Jesus taught us that the most vital commandments were to love God and to love our neighbor as ourselves. The key to a healthy love of neighbor is a healthy love of self. So the self-love isn't about ourselves alone: it's about our neighbor too. It's about the nature of love: a connection of value and affection and goodwill, so that this love builds a community where people are treasured and flourish.
But in the harshness of Lent we hear, "Take up your cross, deny yourself and follow me." No one can want to deny the self; it's against the nature of desire and the nature of the self. Despite the harshness, I continue because I want to know Jesus. No other person in the long history of the world has captured my attention so thoroughly, gained my trust so convincingly, that I find myself believing him that he is the way, the truth, and the life.

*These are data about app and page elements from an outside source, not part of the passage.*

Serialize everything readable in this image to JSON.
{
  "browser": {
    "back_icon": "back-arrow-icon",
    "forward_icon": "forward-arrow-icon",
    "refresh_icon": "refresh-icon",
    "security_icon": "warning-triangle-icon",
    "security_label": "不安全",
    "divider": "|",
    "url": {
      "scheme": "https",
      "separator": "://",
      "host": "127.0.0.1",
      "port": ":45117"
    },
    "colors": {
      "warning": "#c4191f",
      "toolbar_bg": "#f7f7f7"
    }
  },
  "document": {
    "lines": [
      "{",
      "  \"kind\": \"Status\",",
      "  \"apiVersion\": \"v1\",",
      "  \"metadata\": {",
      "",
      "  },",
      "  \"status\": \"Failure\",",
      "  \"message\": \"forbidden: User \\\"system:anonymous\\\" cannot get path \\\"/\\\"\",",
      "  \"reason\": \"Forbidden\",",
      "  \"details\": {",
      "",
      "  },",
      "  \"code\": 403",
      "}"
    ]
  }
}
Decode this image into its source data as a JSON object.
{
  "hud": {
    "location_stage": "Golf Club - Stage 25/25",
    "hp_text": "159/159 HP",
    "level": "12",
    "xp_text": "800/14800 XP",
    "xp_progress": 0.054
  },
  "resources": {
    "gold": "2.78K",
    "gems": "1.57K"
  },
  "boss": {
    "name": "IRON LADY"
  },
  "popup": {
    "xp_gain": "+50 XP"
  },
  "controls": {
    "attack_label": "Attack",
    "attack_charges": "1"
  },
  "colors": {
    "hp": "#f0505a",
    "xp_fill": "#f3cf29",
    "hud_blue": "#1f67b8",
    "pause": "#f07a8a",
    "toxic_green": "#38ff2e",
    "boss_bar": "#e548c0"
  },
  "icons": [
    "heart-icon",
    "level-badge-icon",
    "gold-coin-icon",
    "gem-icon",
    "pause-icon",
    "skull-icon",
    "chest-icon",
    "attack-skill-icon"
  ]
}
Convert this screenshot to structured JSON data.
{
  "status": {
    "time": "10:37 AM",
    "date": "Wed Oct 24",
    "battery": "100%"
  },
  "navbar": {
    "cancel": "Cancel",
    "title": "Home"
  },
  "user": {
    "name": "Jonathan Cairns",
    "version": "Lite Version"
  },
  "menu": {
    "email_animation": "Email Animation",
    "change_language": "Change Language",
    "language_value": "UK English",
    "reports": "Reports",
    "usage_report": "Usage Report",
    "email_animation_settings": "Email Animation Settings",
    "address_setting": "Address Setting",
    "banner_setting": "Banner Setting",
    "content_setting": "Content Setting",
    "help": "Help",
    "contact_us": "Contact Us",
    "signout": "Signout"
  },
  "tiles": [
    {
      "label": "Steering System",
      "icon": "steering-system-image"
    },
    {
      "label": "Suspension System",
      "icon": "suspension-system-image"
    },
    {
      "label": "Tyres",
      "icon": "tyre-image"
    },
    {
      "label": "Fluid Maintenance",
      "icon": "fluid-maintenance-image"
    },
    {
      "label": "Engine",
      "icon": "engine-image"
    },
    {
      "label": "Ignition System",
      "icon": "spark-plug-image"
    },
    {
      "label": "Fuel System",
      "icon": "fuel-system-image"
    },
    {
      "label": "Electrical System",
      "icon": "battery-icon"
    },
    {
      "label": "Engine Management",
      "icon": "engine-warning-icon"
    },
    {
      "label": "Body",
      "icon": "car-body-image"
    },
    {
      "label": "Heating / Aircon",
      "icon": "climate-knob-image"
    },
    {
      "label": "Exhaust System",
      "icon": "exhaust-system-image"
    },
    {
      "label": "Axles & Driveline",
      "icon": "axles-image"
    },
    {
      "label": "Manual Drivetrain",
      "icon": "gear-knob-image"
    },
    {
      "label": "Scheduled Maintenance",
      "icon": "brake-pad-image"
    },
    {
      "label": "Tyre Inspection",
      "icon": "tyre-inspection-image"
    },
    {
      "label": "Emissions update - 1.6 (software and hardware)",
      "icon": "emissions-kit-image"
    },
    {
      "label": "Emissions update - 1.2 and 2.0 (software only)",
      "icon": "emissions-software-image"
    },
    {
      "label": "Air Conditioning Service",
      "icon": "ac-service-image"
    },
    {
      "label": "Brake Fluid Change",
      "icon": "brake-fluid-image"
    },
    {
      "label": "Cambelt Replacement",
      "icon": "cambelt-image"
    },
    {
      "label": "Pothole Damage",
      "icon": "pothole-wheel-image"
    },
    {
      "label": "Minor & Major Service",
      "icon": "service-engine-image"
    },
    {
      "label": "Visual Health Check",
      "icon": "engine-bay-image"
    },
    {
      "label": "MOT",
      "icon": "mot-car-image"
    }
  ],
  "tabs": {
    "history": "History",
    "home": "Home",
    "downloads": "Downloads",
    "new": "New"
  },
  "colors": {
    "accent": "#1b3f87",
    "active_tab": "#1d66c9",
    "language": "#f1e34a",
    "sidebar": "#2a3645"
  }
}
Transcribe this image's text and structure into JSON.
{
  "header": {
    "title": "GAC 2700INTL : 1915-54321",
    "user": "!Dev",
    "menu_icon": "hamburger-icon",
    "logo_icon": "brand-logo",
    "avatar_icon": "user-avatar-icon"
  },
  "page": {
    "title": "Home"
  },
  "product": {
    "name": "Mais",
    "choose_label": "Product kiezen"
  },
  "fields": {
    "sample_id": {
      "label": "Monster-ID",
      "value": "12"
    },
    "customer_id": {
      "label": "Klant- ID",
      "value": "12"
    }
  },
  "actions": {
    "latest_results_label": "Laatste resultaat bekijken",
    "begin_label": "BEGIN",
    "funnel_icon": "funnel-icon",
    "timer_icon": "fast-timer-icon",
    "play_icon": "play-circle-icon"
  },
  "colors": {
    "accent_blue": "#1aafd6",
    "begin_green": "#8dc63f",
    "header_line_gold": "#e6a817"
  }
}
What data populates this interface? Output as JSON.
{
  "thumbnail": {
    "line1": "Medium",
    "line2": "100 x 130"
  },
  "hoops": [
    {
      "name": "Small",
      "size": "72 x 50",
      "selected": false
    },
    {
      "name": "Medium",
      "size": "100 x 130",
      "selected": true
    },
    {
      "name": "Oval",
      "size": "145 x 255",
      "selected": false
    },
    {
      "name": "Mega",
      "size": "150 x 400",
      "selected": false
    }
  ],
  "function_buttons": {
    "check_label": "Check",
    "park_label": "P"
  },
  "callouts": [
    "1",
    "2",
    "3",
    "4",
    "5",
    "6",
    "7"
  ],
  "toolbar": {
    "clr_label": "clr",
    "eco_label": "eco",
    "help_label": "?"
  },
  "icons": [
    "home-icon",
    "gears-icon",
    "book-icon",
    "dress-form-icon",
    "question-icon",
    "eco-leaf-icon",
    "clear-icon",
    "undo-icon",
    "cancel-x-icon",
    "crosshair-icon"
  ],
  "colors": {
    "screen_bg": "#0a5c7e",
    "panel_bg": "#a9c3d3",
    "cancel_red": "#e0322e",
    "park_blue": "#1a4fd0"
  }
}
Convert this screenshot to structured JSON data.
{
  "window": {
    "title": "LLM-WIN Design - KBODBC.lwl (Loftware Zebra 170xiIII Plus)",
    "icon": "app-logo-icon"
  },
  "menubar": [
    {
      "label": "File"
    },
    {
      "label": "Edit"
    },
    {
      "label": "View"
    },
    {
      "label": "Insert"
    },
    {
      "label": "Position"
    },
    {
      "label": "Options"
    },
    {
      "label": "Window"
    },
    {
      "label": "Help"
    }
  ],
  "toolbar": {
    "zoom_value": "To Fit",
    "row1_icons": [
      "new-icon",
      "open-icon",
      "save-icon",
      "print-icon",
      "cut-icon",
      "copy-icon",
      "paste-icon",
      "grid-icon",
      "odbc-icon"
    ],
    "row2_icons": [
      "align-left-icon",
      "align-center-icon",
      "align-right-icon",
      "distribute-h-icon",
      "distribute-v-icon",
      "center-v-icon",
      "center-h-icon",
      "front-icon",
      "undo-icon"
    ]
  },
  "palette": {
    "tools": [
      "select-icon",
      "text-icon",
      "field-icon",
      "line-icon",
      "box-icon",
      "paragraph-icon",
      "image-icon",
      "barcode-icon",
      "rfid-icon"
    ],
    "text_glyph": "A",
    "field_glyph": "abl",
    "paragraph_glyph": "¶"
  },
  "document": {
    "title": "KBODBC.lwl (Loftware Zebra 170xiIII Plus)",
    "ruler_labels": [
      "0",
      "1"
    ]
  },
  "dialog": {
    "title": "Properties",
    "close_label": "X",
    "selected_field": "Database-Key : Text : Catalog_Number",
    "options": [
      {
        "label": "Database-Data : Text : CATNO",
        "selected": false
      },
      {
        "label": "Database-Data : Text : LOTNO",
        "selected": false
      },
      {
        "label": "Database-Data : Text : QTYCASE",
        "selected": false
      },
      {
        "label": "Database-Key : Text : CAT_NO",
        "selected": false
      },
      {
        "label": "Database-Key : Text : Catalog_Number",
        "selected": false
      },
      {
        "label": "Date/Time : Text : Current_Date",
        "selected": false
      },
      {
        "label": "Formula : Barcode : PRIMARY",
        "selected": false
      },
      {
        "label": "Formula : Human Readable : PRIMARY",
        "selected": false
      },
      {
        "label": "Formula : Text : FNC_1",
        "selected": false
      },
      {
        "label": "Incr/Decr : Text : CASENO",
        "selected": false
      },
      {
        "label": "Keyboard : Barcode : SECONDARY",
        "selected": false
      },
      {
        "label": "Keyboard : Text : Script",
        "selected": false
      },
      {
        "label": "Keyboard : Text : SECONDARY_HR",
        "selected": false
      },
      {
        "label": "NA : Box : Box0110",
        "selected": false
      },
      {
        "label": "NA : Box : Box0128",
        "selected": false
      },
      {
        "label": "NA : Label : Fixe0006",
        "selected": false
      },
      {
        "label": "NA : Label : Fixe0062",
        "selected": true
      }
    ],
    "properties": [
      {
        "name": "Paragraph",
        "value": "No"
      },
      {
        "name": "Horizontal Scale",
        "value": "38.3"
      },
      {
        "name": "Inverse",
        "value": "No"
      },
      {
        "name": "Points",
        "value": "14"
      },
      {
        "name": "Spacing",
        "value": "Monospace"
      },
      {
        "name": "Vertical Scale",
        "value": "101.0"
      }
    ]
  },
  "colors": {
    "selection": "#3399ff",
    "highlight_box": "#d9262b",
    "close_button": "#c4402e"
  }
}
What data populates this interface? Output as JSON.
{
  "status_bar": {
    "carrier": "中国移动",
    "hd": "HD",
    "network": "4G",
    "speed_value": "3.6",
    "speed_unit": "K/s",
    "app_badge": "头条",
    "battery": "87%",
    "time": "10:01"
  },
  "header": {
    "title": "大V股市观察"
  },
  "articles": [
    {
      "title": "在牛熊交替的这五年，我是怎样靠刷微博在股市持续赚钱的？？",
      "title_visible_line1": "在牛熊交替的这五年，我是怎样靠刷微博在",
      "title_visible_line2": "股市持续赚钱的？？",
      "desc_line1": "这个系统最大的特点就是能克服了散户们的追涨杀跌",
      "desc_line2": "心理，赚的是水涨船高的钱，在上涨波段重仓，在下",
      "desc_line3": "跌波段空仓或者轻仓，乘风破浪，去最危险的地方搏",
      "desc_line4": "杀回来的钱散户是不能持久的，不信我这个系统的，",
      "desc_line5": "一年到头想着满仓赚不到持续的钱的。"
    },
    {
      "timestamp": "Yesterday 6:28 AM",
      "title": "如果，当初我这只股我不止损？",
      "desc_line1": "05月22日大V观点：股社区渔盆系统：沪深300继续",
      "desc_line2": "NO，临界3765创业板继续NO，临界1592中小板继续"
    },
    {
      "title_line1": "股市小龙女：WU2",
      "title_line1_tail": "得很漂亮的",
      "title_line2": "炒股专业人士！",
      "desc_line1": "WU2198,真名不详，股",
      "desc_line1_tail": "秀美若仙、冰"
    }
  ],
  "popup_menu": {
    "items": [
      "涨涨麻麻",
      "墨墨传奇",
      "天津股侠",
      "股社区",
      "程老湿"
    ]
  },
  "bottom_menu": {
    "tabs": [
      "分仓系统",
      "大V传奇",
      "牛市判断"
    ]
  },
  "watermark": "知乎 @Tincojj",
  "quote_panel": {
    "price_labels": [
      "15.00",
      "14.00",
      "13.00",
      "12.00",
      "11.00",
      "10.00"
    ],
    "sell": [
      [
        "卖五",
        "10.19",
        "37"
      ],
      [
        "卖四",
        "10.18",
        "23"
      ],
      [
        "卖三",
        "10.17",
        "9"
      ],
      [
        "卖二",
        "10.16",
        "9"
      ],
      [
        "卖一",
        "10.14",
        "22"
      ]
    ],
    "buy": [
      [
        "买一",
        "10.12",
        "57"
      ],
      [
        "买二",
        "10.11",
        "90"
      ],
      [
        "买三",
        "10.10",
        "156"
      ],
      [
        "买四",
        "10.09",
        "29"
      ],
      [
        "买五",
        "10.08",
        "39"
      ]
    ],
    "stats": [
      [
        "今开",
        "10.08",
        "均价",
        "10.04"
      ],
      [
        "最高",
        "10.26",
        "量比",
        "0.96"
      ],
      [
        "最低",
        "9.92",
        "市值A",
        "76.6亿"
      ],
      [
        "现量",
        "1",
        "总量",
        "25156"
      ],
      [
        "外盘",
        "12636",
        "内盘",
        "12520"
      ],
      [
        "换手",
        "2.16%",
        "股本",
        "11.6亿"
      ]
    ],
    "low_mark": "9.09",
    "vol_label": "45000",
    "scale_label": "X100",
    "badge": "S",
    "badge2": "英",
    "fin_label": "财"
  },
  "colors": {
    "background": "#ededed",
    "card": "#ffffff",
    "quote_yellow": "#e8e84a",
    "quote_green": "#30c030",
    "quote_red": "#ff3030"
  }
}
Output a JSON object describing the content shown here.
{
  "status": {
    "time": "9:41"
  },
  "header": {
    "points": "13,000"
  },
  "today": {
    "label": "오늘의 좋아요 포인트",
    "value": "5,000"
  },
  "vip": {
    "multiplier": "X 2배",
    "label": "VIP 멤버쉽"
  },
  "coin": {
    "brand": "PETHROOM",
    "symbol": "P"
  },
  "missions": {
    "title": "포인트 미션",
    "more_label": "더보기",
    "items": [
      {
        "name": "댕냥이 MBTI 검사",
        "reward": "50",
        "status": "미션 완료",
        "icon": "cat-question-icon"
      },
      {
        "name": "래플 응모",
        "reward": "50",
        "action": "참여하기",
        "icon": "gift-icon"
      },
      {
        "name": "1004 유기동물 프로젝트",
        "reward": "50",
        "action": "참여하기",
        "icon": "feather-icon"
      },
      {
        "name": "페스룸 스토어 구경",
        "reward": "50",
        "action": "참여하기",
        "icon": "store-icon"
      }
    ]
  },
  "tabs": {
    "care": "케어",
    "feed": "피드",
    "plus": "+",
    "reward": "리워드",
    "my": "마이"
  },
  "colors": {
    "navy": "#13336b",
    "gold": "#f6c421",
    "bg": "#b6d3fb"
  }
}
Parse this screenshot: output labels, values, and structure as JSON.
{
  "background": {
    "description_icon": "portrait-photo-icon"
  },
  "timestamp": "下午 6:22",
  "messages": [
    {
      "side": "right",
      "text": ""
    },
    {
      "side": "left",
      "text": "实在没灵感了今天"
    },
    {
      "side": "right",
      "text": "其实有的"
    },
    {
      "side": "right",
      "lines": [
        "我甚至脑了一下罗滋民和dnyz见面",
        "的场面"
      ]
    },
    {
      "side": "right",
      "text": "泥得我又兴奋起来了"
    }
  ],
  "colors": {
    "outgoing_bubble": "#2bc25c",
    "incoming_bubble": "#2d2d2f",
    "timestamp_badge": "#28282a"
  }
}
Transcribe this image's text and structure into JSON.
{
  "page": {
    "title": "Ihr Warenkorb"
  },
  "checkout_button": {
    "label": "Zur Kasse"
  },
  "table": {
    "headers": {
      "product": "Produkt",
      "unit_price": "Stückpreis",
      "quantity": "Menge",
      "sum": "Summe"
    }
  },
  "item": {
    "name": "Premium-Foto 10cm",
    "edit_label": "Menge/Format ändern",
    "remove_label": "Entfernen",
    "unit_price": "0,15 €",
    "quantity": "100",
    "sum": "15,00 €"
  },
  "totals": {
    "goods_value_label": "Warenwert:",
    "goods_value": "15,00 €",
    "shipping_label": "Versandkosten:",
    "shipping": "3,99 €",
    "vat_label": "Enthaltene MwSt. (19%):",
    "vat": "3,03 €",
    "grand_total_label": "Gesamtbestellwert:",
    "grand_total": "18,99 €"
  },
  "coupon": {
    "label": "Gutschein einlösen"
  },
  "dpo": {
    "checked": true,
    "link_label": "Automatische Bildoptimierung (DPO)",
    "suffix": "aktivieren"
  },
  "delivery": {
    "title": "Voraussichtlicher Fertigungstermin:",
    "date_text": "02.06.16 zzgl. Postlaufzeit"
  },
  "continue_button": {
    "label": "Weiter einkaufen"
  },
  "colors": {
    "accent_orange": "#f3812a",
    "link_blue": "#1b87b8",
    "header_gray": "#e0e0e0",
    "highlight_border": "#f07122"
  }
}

In one sense, I can follow him as I read the accounts of his life: he goes to Jerusalem for the Passover. He goes to the Mount of Olives and prays. And he faces the prospect of death and prays that gut-wrenching prayer: "Not my will but yours." He denies himself. It's not possible for person with a healthy mind and body to want death. He can only take up a cross after denying himself. He doesn't ask us to do anything he hasn't done. He wasn't asking us to follow him like a facebook narcissist who wants to ramp up his follower count. He asks us to follow him and we're all in it together. Even the self-denial builds fellowship.